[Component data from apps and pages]
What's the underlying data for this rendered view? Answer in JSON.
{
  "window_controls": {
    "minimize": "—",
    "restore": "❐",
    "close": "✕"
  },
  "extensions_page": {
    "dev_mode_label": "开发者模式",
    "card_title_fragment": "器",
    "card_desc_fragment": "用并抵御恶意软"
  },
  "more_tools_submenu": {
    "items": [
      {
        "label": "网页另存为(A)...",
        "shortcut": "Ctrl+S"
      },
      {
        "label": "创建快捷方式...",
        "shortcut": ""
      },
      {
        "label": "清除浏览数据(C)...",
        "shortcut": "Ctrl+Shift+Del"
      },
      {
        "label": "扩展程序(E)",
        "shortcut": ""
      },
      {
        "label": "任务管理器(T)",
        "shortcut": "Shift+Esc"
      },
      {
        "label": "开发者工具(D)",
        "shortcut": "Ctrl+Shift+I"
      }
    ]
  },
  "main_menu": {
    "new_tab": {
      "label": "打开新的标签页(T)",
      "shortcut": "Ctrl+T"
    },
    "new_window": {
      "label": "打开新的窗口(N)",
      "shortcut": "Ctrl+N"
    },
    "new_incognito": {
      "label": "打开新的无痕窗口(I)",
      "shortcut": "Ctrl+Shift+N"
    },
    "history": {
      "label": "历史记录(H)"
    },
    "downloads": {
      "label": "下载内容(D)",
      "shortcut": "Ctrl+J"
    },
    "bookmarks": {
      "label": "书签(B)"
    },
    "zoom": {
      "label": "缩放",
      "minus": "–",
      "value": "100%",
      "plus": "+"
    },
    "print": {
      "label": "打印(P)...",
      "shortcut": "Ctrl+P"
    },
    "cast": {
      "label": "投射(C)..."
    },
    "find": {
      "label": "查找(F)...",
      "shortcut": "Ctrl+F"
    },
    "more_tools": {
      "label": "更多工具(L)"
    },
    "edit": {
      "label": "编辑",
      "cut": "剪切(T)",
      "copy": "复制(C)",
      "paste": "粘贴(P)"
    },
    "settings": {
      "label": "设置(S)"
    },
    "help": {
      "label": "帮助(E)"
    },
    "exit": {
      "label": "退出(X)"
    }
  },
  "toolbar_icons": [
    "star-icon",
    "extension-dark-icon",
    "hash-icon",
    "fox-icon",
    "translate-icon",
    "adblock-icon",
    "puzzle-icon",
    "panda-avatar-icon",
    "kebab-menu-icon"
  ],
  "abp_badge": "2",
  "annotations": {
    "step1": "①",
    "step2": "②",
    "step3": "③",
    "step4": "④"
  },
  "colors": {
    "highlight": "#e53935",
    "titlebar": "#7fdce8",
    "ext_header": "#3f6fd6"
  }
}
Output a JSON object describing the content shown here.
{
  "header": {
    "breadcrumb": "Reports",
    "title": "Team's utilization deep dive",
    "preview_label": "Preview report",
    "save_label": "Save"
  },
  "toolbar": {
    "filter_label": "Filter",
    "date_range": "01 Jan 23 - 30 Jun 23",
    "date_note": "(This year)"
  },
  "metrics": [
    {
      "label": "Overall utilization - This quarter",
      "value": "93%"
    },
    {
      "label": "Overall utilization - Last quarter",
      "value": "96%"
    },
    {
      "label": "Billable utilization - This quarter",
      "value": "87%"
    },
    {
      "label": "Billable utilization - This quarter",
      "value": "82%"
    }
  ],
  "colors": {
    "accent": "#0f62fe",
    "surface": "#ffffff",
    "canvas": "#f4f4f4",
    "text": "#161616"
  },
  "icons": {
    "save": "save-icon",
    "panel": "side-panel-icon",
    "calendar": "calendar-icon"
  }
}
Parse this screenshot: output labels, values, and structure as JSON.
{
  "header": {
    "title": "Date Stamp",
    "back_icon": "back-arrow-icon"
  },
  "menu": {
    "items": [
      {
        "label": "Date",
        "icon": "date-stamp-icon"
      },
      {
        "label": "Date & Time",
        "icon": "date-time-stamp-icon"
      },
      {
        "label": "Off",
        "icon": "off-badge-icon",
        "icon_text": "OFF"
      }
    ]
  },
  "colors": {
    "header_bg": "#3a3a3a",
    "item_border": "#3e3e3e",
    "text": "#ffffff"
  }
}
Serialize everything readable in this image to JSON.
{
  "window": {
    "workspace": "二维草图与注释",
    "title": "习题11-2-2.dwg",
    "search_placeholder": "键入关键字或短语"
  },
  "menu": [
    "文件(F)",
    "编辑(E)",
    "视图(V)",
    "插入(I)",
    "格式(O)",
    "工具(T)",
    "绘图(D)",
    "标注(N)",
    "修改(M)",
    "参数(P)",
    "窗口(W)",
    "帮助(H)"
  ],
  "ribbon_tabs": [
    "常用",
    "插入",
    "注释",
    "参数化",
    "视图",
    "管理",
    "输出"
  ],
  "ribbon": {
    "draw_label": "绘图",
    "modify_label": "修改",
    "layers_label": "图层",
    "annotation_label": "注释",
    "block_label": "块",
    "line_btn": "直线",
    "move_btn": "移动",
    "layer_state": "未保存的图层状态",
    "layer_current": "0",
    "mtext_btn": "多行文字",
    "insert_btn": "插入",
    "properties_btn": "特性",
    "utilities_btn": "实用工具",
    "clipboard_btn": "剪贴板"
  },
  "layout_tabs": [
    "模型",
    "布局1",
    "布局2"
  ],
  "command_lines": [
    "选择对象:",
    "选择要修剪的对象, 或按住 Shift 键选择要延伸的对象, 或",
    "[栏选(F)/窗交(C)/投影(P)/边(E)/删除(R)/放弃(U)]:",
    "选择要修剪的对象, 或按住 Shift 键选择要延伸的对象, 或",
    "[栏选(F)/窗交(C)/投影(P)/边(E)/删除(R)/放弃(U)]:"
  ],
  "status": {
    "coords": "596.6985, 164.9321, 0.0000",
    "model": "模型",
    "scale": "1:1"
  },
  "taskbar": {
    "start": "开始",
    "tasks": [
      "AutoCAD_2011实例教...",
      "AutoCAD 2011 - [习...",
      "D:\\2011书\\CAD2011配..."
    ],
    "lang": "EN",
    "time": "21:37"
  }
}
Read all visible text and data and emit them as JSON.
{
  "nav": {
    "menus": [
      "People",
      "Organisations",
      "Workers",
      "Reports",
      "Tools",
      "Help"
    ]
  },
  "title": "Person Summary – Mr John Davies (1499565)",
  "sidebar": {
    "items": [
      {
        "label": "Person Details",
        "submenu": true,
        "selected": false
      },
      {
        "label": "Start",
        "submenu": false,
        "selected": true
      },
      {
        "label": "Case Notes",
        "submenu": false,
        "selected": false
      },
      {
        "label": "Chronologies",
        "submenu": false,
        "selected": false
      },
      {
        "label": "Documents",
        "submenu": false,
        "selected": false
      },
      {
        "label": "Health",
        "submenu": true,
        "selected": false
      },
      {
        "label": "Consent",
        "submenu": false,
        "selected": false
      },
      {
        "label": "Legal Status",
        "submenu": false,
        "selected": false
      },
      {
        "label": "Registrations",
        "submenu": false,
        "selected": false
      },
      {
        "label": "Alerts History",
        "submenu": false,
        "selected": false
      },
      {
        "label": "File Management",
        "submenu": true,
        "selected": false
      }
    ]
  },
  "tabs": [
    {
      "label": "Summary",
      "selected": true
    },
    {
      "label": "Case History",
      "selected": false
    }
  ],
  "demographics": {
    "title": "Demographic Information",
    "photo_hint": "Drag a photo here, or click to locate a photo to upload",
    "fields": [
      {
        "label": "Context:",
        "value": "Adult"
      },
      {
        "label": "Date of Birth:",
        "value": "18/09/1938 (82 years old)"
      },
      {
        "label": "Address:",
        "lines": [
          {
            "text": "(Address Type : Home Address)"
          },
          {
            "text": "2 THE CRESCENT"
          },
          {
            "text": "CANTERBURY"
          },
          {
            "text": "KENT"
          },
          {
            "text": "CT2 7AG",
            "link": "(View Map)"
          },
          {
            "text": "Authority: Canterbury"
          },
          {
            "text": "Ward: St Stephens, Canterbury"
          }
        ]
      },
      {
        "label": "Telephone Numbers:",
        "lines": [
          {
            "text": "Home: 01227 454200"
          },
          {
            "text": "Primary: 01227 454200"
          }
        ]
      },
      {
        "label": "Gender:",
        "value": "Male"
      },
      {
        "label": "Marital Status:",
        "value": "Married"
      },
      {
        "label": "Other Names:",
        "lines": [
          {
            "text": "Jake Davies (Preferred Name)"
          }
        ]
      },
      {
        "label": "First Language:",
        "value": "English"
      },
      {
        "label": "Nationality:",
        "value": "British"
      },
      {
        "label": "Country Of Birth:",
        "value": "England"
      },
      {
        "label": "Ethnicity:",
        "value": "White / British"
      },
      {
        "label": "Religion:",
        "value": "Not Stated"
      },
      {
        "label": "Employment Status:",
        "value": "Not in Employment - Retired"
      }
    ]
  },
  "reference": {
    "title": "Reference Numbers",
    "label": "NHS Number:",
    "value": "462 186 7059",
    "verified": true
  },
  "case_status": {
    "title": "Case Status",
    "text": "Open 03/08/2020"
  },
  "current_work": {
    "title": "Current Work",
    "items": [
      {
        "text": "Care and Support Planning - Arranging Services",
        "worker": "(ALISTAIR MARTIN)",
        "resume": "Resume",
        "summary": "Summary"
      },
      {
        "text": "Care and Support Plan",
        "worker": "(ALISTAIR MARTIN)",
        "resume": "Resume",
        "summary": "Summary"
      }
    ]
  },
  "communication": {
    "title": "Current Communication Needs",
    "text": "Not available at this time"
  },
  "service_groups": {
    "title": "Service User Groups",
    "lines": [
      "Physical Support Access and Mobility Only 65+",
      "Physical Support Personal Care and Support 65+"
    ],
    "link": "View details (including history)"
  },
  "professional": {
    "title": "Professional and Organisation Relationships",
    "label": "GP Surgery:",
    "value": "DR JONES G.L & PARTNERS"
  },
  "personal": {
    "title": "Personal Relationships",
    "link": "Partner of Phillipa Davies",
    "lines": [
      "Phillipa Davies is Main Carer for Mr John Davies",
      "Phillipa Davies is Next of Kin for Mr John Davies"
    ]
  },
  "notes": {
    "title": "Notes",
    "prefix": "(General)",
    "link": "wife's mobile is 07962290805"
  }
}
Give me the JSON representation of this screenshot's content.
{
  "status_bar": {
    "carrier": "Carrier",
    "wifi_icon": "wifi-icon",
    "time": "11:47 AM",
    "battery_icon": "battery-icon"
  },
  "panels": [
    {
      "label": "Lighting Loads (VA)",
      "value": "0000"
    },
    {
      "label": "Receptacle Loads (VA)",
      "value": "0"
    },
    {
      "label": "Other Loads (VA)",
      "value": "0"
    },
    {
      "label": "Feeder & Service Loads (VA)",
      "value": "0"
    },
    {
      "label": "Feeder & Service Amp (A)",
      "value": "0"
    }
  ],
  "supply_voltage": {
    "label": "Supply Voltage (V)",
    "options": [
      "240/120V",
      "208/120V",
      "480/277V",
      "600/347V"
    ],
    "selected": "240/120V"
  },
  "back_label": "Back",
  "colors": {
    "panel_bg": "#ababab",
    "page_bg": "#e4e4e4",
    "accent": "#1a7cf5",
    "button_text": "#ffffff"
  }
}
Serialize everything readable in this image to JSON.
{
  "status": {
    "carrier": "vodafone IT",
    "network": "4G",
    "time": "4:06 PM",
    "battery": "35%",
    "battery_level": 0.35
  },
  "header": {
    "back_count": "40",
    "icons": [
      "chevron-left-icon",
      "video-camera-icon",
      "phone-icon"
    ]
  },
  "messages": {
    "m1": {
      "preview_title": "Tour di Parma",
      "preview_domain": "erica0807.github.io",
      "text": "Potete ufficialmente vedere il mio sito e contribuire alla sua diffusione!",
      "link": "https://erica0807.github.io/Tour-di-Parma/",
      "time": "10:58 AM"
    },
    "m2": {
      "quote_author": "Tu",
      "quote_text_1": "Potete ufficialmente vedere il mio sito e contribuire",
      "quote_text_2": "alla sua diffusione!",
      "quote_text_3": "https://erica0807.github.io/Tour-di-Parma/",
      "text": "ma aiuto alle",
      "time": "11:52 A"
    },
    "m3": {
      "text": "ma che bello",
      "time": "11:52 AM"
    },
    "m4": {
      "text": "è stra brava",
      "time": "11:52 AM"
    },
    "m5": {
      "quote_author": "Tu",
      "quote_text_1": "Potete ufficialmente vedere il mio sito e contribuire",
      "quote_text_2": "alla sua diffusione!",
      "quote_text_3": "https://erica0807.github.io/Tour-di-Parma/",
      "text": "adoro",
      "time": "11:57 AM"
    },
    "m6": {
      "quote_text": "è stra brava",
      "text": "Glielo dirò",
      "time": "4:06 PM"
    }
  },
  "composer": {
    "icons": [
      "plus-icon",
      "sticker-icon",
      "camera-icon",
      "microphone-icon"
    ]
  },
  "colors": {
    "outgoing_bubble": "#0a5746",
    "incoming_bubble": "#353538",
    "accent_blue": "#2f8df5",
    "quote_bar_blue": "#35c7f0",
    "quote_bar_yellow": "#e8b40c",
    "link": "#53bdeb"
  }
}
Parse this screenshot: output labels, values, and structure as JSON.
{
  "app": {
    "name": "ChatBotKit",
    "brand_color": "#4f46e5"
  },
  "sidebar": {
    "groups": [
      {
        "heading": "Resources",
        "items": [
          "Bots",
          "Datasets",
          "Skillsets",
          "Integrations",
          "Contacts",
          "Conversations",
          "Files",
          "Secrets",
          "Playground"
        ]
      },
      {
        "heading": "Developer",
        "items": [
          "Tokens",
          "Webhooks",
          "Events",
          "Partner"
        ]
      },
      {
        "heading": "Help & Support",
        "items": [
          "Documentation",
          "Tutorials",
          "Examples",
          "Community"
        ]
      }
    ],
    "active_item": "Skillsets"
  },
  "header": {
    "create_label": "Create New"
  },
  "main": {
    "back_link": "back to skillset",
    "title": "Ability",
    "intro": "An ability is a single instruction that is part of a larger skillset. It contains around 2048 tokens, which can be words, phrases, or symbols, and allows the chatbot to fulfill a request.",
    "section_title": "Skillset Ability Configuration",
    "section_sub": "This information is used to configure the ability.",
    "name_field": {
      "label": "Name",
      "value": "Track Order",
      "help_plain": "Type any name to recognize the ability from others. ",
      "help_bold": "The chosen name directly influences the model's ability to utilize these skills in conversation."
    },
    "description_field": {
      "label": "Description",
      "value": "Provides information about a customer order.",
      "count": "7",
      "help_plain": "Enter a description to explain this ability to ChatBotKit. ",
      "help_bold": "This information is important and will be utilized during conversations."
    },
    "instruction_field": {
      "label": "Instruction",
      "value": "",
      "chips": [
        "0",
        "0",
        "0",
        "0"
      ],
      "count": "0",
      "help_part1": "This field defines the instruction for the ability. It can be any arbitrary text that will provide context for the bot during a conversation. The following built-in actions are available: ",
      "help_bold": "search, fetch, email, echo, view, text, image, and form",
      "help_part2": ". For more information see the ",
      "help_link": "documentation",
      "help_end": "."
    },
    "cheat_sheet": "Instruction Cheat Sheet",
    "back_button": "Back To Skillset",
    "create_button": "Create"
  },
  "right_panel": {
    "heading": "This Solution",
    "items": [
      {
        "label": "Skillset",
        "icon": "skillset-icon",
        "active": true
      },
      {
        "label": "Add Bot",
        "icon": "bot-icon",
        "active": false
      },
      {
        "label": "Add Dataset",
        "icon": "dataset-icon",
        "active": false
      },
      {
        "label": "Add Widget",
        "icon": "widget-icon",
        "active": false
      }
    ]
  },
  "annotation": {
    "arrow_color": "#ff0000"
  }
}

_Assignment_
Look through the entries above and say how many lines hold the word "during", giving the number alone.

_Answer to the problem_
2